═════ Records for the exercise

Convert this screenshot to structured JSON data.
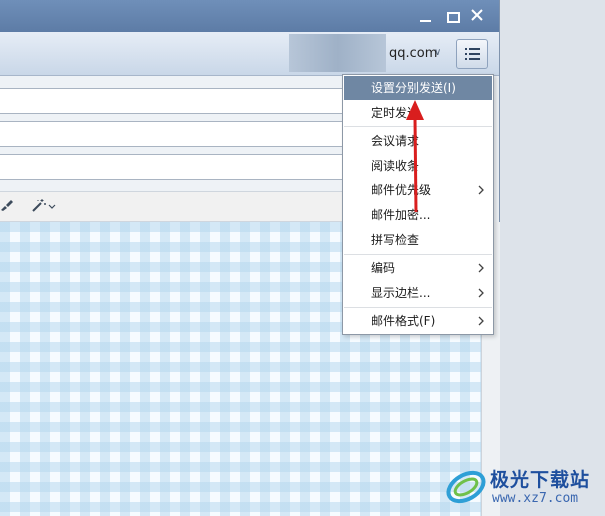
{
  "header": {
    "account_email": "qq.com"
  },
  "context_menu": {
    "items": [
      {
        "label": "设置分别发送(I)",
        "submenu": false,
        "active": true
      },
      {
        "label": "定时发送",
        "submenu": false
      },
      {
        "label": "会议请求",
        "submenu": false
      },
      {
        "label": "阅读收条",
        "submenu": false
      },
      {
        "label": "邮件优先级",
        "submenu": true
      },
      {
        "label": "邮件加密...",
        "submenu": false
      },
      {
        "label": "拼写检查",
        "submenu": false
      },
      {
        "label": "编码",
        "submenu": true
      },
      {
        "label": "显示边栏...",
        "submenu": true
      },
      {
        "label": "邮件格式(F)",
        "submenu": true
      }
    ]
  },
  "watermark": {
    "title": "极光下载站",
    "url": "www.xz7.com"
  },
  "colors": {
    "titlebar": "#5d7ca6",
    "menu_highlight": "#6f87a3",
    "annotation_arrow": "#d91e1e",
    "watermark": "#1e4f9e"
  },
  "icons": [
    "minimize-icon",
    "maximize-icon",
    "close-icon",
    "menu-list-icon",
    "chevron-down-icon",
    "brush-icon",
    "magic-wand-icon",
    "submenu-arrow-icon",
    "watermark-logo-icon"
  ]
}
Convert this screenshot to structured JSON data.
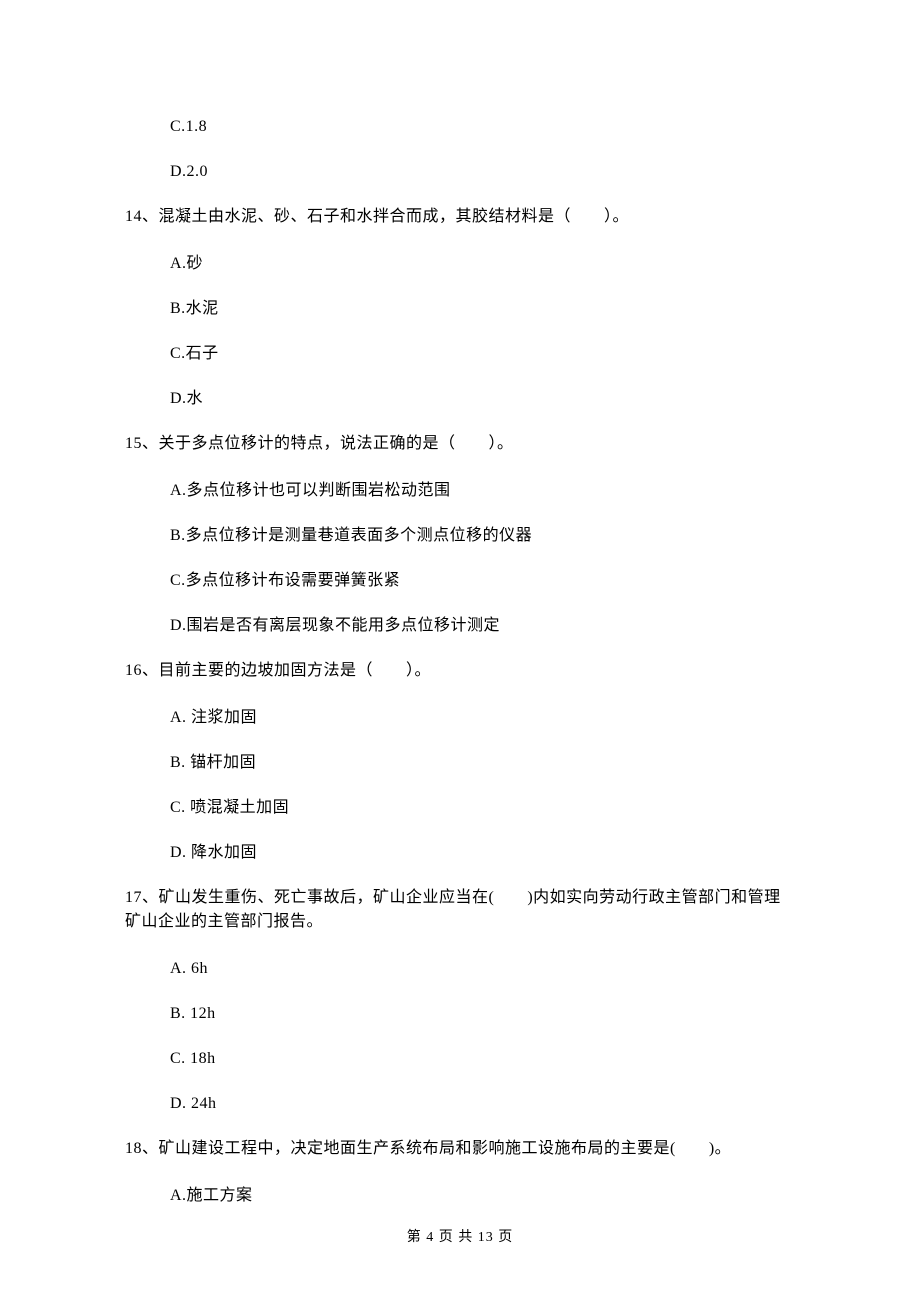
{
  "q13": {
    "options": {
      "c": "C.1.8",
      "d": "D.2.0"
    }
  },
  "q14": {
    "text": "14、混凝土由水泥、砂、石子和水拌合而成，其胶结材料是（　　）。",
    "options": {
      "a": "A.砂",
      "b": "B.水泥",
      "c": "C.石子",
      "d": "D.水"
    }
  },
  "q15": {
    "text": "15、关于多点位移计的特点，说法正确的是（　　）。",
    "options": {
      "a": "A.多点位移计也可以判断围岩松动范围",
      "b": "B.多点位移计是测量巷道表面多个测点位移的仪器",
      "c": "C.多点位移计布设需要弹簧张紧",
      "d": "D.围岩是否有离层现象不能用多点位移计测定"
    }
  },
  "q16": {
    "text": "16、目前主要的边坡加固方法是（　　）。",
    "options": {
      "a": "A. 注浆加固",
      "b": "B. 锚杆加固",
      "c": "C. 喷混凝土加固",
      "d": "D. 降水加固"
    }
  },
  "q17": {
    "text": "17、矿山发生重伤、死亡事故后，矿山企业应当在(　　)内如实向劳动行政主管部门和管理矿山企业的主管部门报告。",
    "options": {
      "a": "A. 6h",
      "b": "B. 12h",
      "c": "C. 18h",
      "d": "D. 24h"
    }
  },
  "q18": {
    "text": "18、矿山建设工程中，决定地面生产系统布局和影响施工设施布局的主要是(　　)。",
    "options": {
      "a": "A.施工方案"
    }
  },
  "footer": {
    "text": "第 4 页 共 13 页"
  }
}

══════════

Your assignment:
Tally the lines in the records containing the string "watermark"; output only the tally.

Answer space:
3